Problem requirements →
Lines of the data that contain the word "増設機銃" are the ones to copy.

Component data from apps and pages →
════════

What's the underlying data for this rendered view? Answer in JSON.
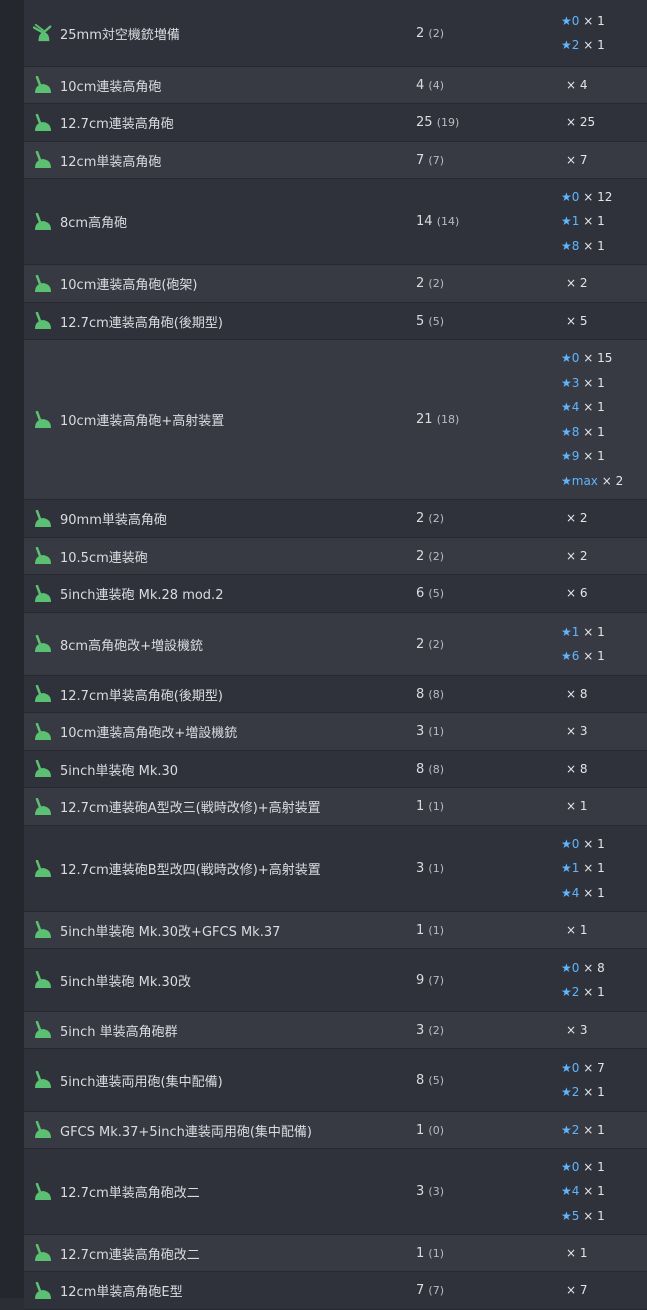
{
  "colors": {
    "star": "#5fb6ff",
    "icon_green": "#5cc073",
    "bg_odd": "#2f323a",
    "bg_even": "#373a42"
  },
  "star_glyph": "★",
  "rows": [
    {
      "name": "25mm対空機銃増備",
      "count": "2",
      "sub": "(2)",
      "icon": "aa-machine-gun-icon",
      "stars": [
        {
          "lv": "0",
          "n": "× 1"
        },
        {
          "lv": "2",
          "n": "× 1"
        }
      ]
    },
    {
      "name": "10cm連装高角砲",
      "count": "4",
      "sub": "(4)",
      "icon": "high-angle-gun-icon",
      "stars": [
        {
          "lv": "",
          "n": "× 4"
        }
      ]
    },
    {
      "name": "12.7cm連装高角砲",
      "count": "25",
      "sub": "(19)",
      "icon": "high-angle-gun-icon",
      "stars": [
        {
          "lv": "",
          "n": "× 25"
        }
      ]
    },
    {
      "name": "12cm単装高角砲",
      "count": "7",
      "sub": "(7)",
      "icon": "high-angle-gun-icon",
      "stars": [
        {
          "lv": "",
          "n": "× 7"
        }
      ]
    },
    {
      "name": "8cm高角砲",
      "count": "14",
      "sub": "(14)",
      "icon": "high-angle-gun-icon",
      "stars": [
        {
          "lv": "0",
          "n": "× 12"
        },
        {
          "lv": "1",
          "n": "× 1"
        },
        {
          "lv": "8",
          "n": "× 1"
        }
      ]
    },
    {
      "name": "10cm連装高角砲(砲架)",
      "count": "2",
      "sub": "(2)",
      "icon": "high-angle-gun-icon",
      "stars": [
        {
          "lv": "",
          "n": "× 2"
        }
      ]
    },
    {
      "name": "12.7cm連装高角砲(後期型)",
      "count": "5",
      "sub": "(5)",
      "icon": "high-angle-gun-icon",
      "stars": [
        {
          "lv": "",
          "n": "× 5"
        }
      ]
    },
    {
      "name": "10cm連装高角砲+高射装置",
      "count": "21",
      "sub": "(18)",
      "icon": "high-angle-gun-icon",
      "stars": [
        {
          "lv": "0",
          "n": "× 15"
        },
        {
          "lv": "3",
          "n": "× 1"
        },
        {
          "lv": "4",
          "n": "× 1"
        },
        {
          "lv": "8",
          "n": "× 1"
        },
        {
          "lv": "9",
          "n": "× 1"
        },
        {
          "lv": "max",
          "n": "× 2"
        }
      ]
    },
    {
      "name": "90mm単装高角砲",
      "count": "2",
      "sub": "(2)",
      "icon": "high-angle-gun-icon",
      "stars": [
        {
          "lv": "",
          "n": "× 2"
        }
      ]
    },
    {
      "name": "10.5cm連装砲",
      "count": "2",
      "sub": "(2)",
      "icon": "high-angle-gun-icon",
      "stars": [
        {
          "lv": "",
          "n": "× 2"
        }
      ]
    },
    {
      "name": "5inch連装砲 Mk.28 mod.2",
      "count": "6",
      "sub": "(5)",
      "icon": "high-angle-gun-icon",
      "stars": [
        {
          "lv": "",
          "n": "× 6"
        }
      ]
    },
    {
      "name": "8cm高角砲改+増設機銃",
      "count": "2",
      "sub": "(2)",
      "icon": "high-angle-gun-icon",
      "stars": [
        {
          "lv": "1",
          "n": "× 1"
        },
        {
          "lv": "6",
          "n": "× 1"
        }
      ]
    },
    {
      "name": "12.7cm単装高角砲(後期型)",
      "count": "8",
      "sub": "(8)",
      "icon": "high-angle-gun-icon",
      "stars": [
        {
          "lv": "",
          "n": "× 8"
        }
      ]
    },
    {
      "name": "10cm連装高角砲改+増設機銃",
      "count": "3",
      "sub": "(1)",
      "icon": "high-angle-gun-icon",
      "stars": [
        {
          "lv": "",
          "n": "× 3"
        }
      ]
    },
    {
      "name": "5inch単装砲 Mk.30",
      "count": "8",
      "sub": "(8)",
      "icon": "high-angle-gun-icon",
      "stars": [
        {
          "lv": "",
          "n": "× 8"
        }
      ]
    },
    {
      "name": "12.7cm連装砲A型改三(戦時改修)+高射装置",
      "count": "1",
      "sub": "(1)",
      "icon": "high-angle-gun-icon",
      "stars": [
        {
          "lv": "",
          "n": "× 1"
        }
      ]
    },
    {
      "name": "12.7cm連装砲B型改四(戦時改修)+高射装置",
      "count": "3",
      "sub": "(1)",
      "icon": "high-angle-gun-icon",
      "stars": [
        {
          "lv": "0",
          "n": "× 1"
        },
        {
          "lv": "1",
          "n": "× 1"
        },
        {
          "lv": "4",
          "n": "× 1"
        }
      ]
    },
    {
      "name": "5inch単装砲 Mk.30改+GFCS Mk.37",
      "count": "1",
      "sub": "(1)",
      "icon": "high-angle-gun-icon",
      "stars": [
        {
          "lv": "",
          "n": "× 1"
        }
      ]
    },
    {
      "name": "5inch単装砲 Mk.30改",
      "count": "9",
      "sub": "(7)",
      "icon": "high-angle-gun-icon",
      "stars": [
        {
          "lv": "0",
          "n": "× 8"
        },
        {
          "lv": "2",
          "n": "× 1"
        }
      ]
    },
    {
      "name": "5inch 単装高角砲群",
      "count": "3",
      "sub": "(2)",
      "icon": "high-angle-gun-icon",
      "stars": [
        {
          "lv": "",
          "n": "× 3"
        }
      ]
    },
    {
      "name": "5inch連装両用砲(集中配備)",
      "count": "8",
      "sub": "(5)",
      "icon": "high-angle-gun-icon",
      "stars": [
        {
          "lv": "0",
          "n": "× 7"
        },
        {
          "lv": "2",
          "n": "× 1"
        }
      ]
    },
    {
      "name": "GFCS Mk.37+5inch連装両用砲(集中配備)",
      "count": "1",
      "sub": "(0)",
      "icon": "high-angle-gun-icon",
      "stars": [
        {
          "lv": "2",
          "n": "× 1"
        }
      ]
    },
    {
      "name": "12.7cm単装高角砲改二",
      "count": "3",
      "sub": "(3)",
      "icon": "high-angle-gun-icon",
      "stars": [
        {
          "lv": "0",
          "n": "× 1"
        },
        {
          "lv": "4",
          "n": "× 1"
        },
        {
          "lv": "5",
          "n": "× 1"
        }
      ]
    },
    {
      "name": "12.7cm連装高角砲改二",
      "count": "1",
      "sub": "(1)",
      "icon": "high-angle-gun-icon",
      "stars": [
        {
          "lv": "",
          "n": "× 1"
        }
      ]
    },
    {
      "name": "12cm単装高角砲E型",
      "count": "7",
      "sub": "(7)",
      "icon": "high-angle-gun-icon",
      "stars": [
        {
          "lv": "",
          "n": "× 7"
        }
      ]
    }
  ]
}
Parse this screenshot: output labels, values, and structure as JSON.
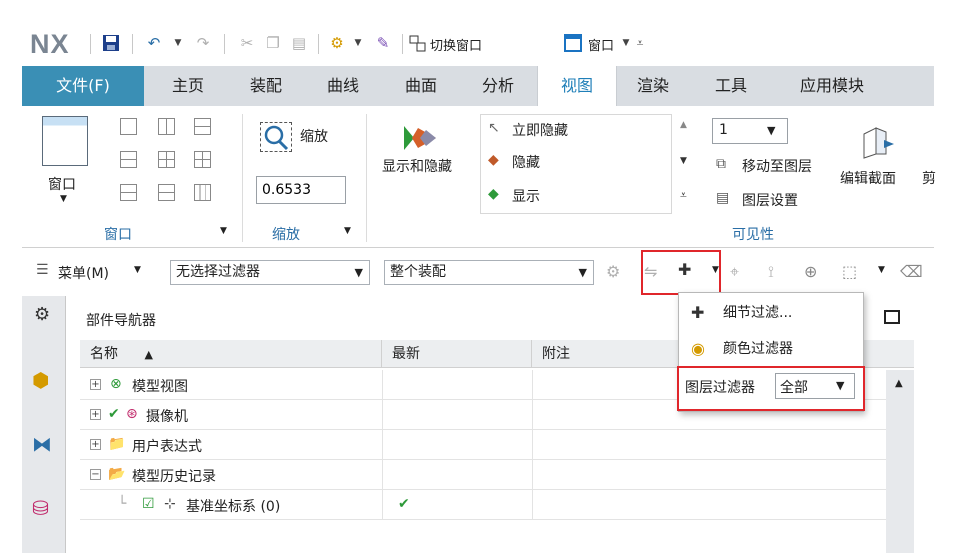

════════

Solution →
      "name": "8cm高角砲改+増設機銃",
      "name": "10cm連装高角砲改+増設機銃",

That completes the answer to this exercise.